Across the construction industry risk management is coming to the fore as a key differentiator and is increasingly becoming understood for the strength it adds not only to the bottom line but triple line. That is to say that as well as benefiting a business, it has advantages for the community and the environment.
While insurance is one way of mitigating financial risks, and good health and safety practices contribute to reduction of incidents, there is a whole wrath of wider business risks that face the industry. Any boardroom that is serious about achieving its corporate objectives needs to look beyond the project risk management framework into the true nature of minimising threats to profitability
So how do we do this? The board needs to make sure it is asking the correct questions. Why are we failing to achieve our overall target annual profit? Why are we not achieving our target profit margins? What financial processes are we adopting? Where are the financial controls? Where are the trigger points? What governance is in place? Why are our profits not increasing in line with turnover? What is stopping us from being competitive on tender bids? Are our operational costs higher than our competitors? If so, in what areas? We need to identify the weak spots and take action.
Adequate management of supply chain risk is fundamental to how well or badly construction firms perform over a period of time. While most construction firms will undertake financial checks on subcontractors before awarding work to them, how many have robust monitoring systems in place to identify whether these suppliers are experiencing financial difficulties along the way? What other intelligence do we gather?
How many main contractors carry out a thorough analysis to identify the key subcontractor that could have an adverse effect on completion of a project on time and within budget, and ensure that contingency plans are in place? Are these subcontractors working in a ‘niche’ market? What would our plan B be if the subcontractor was unable to perform its obligations? Failure to do this work can result in significant unanticipated costs for the main contractor.
Over the years I have found that too many people work within their own specialisms and this unfortunately creates silos. Often people will take actions in one area that has ramifications on other disciplines that they are just not aware of.
Communication is critical to ensuring relevant awareness is raised in areas that prompt people to engage with others outside their comfort zones. It thus supports the true embedding of risk management procedures and practices across an organisation.
So getting people challenging each other on risk is critical, but that is not to say that the standard risk management framework is not important. While we all appreciate the need to cut administration and streamline our processes, it is fundamental for organisations to clearly identify the key documents that are required and ensure that all staff understand the reason for and importance of compliance with these procedures. A positive risk culture is fundamental to the success of any organisation.

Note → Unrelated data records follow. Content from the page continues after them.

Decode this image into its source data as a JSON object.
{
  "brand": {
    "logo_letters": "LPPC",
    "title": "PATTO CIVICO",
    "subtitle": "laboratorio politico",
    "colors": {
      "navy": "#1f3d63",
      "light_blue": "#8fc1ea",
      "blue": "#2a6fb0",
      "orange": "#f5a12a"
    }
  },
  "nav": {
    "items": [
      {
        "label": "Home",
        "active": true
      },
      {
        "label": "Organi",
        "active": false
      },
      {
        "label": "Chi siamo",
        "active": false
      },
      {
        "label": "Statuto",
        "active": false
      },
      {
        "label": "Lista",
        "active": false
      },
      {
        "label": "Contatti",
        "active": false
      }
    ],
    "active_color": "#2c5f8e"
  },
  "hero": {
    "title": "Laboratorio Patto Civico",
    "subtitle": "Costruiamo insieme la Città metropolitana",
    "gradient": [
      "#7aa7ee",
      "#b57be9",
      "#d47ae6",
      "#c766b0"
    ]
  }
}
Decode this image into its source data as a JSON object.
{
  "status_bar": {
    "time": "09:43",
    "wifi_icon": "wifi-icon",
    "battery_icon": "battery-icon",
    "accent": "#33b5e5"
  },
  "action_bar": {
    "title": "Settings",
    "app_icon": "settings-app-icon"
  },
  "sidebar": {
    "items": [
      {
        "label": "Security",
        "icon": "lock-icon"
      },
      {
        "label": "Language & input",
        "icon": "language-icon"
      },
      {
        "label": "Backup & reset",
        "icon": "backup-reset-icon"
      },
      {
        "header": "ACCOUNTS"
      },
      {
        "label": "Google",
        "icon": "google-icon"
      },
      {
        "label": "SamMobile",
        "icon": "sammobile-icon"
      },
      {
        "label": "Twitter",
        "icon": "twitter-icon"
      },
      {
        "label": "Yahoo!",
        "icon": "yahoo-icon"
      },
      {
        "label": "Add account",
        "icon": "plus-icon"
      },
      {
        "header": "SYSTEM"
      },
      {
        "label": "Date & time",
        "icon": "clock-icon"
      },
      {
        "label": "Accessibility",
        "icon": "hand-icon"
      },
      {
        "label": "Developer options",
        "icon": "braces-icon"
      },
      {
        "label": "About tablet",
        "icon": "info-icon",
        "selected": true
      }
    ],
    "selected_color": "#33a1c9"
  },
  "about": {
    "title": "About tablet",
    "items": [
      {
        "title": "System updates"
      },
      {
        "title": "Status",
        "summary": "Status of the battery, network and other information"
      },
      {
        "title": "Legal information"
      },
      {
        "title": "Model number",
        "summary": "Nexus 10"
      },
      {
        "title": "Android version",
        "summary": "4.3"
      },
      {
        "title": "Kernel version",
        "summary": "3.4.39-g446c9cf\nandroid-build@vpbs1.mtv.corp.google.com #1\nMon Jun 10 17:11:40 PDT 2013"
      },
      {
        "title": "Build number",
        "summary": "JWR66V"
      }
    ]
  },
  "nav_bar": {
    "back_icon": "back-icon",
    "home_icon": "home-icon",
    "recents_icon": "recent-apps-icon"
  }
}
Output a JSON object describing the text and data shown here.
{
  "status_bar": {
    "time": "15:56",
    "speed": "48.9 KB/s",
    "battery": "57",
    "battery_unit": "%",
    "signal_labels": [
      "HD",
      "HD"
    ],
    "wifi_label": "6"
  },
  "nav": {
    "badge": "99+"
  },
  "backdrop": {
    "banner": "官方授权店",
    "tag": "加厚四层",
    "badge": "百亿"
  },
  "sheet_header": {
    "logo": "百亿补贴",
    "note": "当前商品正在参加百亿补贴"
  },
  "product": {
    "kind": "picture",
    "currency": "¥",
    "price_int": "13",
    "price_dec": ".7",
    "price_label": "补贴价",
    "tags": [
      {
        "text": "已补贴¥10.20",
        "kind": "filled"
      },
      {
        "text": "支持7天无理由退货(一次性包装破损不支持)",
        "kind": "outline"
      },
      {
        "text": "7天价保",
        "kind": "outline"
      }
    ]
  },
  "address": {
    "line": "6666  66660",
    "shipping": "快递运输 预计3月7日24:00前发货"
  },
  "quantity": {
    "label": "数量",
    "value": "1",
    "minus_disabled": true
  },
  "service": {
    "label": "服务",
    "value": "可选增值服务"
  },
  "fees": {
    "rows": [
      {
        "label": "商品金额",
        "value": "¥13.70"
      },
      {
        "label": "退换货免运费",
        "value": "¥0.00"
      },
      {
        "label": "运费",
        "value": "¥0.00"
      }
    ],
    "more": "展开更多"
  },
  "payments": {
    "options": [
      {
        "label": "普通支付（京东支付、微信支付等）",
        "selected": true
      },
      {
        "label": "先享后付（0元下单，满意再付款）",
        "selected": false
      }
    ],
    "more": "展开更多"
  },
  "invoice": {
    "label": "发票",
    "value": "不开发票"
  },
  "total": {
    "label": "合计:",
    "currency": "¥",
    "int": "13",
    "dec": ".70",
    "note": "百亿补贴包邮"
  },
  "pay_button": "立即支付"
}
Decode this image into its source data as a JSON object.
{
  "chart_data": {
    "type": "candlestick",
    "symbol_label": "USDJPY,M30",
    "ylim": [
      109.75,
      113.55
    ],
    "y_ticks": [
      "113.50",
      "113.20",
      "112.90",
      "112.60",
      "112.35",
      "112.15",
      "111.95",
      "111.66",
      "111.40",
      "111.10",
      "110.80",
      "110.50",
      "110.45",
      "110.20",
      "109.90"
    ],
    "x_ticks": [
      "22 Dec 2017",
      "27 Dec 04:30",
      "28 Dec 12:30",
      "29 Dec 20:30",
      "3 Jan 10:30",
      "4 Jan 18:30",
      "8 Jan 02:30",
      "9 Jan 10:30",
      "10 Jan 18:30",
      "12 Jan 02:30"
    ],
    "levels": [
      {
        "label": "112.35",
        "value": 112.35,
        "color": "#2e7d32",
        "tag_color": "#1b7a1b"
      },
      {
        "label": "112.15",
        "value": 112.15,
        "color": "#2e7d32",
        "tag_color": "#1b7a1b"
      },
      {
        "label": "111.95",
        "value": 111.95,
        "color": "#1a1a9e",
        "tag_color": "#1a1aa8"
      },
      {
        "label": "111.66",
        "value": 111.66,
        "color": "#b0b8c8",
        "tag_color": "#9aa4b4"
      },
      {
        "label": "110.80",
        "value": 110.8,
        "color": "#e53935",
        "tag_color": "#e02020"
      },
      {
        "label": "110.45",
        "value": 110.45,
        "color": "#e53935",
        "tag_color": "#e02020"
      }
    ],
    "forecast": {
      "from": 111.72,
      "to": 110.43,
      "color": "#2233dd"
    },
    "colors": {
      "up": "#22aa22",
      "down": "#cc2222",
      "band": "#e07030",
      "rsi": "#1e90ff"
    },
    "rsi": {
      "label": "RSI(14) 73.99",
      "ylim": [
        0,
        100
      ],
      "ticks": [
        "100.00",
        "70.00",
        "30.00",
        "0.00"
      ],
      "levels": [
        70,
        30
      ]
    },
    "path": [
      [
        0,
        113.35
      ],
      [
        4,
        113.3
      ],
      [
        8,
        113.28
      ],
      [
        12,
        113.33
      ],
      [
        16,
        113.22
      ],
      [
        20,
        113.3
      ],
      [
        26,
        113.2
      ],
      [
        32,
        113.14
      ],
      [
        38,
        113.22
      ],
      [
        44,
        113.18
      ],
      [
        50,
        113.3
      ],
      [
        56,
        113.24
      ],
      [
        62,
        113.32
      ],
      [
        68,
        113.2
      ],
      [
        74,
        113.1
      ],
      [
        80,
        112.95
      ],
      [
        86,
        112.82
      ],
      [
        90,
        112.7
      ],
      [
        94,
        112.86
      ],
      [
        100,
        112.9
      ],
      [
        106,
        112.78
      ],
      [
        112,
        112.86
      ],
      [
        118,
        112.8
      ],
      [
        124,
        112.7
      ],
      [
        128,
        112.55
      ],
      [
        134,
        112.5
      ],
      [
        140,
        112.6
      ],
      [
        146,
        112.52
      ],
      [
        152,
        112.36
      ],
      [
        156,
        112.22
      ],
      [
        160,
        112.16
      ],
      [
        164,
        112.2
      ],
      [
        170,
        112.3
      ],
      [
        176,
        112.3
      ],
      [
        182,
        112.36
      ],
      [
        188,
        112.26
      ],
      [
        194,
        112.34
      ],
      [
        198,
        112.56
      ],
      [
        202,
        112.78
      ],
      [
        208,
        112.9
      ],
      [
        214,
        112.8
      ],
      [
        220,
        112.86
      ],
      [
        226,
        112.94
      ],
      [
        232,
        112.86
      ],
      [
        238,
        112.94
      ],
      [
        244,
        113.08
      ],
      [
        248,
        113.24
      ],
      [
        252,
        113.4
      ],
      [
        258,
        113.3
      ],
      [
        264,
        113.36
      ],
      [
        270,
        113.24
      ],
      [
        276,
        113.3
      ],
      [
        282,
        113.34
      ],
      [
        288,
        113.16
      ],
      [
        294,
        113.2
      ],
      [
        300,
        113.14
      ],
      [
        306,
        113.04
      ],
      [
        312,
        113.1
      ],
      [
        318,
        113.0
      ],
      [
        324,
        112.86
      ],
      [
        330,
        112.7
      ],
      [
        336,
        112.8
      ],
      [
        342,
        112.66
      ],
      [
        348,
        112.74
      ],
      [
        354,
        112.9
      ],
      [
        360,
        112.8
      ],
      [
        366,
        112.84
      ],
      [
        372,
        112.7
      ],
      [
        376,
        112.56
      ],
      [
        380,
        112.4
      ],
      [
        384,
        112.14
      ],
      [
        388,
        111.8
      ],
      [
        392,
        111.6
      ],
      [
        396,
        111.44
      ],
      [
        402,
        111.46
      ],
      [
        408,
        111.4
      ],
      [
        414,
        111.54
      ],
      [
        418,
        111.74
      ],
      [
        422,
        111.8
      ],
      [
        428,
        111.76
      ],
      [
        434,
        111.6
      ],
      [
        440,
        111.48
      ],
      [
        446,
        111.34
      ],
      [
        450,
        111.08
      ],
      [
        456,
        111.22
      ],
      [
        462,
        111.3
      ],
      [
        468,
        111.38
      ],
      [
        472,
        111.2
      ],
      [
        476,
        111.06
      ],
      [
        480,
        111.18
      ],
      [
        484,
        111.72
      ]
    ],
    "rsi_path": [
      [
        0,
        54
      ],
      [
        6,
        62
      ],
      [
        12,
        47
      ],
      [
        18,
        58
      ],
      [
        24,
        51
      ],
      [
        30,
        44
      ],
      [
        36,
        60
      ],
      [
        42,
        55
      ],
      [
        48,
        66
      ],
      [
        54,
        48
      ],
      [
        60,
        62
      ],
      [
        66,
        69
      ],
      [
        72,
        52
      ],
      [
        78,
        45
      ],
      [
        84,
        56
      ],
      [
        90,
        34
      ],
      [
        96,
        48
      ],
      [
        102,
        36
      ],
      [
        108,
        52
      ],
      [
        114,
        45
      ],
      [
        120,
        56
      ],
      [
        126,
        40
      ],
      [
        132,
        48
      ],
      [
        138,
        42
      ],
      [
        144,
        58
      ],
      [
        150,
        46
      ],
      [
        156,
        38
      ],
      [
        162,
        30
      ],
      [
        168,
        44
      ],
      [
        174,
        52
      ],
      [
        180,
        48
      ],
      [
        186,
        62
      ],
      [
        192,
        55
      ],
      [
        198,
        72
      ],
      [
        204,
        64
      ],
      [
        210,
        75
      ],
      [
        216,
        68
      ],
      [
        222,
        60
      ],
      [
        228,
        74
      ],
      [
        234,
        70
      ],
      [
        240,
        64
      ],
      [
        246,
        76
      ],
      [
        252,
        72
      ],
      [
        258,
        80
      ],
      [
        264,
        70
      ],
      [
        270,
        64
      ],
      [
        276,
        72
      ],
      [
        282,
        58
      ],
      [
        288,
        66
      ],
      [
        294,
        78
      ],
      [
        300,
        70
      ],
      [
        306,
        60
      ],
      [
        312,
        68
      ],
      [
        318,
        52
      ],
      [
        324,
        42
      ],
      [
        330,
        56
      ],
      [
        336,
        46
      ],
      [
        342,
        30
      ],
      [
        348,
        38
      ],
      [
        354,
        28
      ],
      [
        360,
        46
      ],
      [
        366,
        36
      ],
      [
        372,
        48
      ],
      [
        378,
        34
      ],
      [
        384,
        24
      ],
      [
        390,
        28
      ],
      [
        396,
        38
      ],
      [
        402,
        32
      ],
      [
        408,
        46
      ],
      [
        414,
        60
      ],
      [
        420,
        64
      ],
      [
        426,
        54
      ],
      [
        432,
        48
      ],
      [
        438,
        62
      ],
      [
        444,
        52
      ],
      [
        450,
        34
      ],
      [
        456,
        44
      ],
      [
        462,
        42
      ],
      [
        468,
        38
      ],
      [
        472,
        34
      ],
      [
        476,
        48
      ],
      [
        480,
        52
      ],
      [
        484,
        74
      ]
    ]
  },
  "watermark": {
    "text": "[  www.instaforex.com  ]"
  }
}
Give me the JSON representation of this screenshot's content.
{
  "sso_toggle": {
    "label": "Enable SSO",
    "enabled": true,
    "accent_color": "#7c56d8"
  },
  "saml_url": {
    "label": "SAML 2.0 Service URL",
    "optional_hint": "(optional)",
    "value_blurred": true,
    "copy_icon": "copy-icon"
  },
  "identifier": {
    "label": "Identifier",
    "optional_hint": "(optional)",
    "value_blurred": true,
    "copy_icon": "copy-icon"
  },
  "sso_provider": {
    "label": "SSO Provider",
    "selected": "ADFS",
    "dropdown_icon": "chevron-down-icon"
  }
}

All too often people fail to complete a form – or complete it and fail to store it adequately. They may feel they are needing to prioritise other matters, but they need to appreciate that proper risk management is critical to business success, and that aside of major hits to profitability, their shortcuts could lead to HSE prosecutions and fines and/or civil claims being brought against their organisation.